After a few tastes, I decided that the Barney Butter was unique in the sense that it seems to be positioned as a substitute for peanut butter, not for all-natural almond butter. The strong nutty flavor was reminiscent of the strong flavor of peanut butter, and didn’t have the subtle floral quality that regular almond butter has. In fact, it wasn’t particularly almondy at all. This makes sense, given that Barney Butter is explicitly “peanut-free,” and was probably designed with the peanut-intolerant in mind.
In terms of texture, the Barney Butter was slightly more spreadable than the Mara Natha, but definitely stiffer than all-natural almond butter. It served me well as a snack spread on some crackers, though. Once again, I must say that I strongly prefer all-natural almond butter to this particular no-stir variety. It was, however, more palatable than the Mara Natha, and I would recommend it to those that simply cannot tolerate two minutes of stirring.
So now I have three jars of no-stir in my fridge, when all I really want is the regular stuff. Anybody want an almond butter and jelly sandwich?
A few weeks ago, I was tasked (happily, of course) with hosting a small dinner gathering. It wasn’t anything fancy, and I wanted to make something autumn-appropriate, simple, and comforting. And as is the case on many chilly nights, I decided on a big pot of stew. I had some Japanese yams and chicken sausage to use, along with the usual suspects – beans, carrots, onions, corn, and just the right mix of spices to make something close to a hearty chili.
Although they aren’t the sexiest of food products, canned tomatoes serve as the base for many meals that I make. This chili, of course, all came together with the gentle acidity and sweetness of canned tomatoes, but many cuisines I tackle in the kitchen – Italian, Indian, Moroccan – also include this pantry staple. In the winter, especially, canned tomatoes are essential, and I almost always have a can or two of San Marzanos at the ready.

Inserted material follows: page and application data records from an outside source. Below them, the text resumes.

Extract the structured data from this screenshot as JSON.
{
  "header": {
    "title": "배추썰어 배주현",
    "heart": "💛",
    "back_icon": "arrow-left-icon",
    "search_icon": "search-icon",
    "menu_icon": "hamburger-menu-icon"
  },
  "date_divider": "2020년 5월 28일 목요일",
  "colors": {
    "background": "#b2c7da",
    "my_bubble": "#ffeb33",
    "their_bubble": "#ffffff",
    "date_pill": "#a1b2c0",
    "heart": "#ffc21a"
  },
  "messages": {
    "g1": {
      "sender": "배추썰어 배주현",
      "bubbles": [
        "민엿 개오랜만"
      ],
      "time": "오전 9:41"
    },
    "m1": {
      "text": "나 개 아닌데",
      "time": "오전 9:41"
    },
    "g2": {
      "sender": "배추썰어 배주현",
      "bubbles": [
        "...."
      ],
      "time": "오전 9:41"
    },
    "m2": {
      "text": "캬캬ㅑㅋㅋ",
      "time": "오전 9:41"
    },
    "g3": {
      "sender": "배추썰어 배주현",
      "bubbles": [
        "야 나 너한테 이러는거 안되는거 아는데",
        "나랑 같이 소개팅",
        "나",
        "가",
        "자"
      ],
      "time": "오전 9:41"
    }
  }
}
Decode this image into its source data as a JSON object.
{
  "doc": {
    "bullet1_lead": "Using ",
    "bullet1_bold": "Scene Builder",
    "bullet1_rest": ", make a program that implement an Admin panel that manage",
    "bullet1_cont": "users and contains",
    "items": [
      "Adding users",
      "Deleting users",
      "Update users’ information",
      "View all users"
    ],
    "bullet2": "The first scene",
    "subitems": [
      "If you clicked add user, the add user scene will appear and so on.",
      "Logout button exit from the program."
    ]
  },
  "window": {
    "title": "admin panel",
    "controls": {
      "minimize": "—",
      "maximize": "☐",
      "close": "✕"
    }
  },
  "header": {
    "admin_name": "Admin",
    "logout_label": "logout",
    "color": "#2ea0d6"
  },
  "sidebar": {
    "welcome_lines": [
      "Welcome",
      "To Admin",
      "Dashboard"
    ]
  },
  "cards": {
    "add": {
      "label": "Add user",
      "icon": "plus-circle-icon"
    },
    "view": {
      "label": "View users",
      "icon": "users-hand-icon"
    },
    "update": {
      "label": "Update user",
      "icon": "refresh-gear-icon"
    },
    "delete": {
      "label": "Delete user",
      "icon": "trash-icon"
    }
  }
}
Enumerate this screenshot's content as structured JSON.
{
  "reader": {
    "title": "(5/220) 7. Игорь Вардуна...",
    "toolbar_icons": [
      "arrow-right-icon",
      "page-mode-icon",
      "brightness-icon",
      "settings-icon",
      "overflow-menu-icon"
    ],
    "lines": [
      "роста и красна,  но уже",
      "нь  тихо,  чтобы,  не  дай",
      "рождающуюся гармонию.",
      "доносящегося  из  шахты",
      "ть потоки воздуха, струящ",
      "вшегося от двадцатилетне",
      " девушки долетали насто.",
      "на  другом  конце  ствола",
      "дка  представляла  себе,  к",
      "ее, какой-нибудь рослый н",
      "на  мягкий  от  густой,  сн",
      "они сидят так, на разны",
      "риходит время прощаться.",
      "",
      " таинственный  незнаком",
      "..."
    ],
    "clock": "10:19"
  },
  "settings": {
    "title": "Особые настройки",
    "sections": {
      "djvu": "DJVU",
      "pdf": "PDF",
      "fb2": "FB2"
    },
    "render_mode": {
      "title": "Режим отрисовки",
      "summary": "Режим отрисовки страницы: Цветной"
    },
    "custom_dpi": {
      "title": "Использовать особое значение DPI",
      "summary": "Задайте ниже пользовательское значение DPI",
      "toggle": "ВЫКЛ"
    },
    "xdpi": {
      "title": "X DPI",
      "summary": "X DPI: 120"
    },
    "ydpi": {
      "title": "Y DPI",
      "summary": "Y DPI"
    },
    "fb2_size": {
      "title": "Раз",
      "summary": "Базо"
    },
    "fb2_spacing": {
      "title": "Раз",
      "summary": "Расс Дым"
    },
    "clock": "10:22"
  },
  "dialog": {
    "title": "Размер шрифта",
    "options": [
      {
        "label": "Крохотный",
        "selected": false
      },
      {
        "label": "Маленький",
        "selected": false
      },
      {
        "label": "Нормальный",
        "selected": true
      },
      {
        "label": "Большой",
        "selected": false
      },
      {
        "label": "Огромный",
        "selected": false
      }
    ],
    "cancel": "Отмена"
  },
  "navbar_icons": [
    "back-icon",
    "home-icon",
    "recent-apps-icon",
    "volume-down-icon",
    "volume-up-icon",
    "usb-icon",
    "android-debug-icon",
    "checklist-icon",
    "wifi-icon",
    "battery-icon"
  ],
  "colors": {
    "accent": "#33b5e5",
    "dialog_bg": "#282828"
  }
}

For my stew, I wanted something a little bit different – fire-roasted tomatoes, made by Muir Glen. They serve the same purpose as regular canned tomatoes, but have a slightly smoky, richer taste that goes perfectly with chili spices and beans. I’ve gotten Muir Glen’s fire-roasted tomatoes before, but this time I spotted something new. In addition to the regular fire-roasted tomatoes, there were also some fire-roasted tomatoes canned with mild and medium green chilies. I had planned on adding some chilies in addition to my tomatoes, but thought that I might as well eliminate the chopping. Sure, fresh chilies are tasty, but I have no problem using canned, especially when they are organic and free from any additives.
Like I said, canned tomatoes aren’t the most exciting of foods. But Muir Glen’s tomatoes with chilies are a great product that makes a hearty bean stew (in my mind, a perfect fall or winter weeknight meal) that much quicker and easier. What’s not to love about that? In terms of the flavor, the chilies are rather understated, but definitely present. If you like lots of heat in your chili, you’ll have to augment the heat with some chili powder or some additional canned or fresh chilies. For me though, that soft heat is just right. I’ll definitely be buying these tomatoes again soon.
Have any of you tried Muir Glen’s fire-roasted tomatoes? Fire-roasted with chilies? I’d love to hear your thoughts.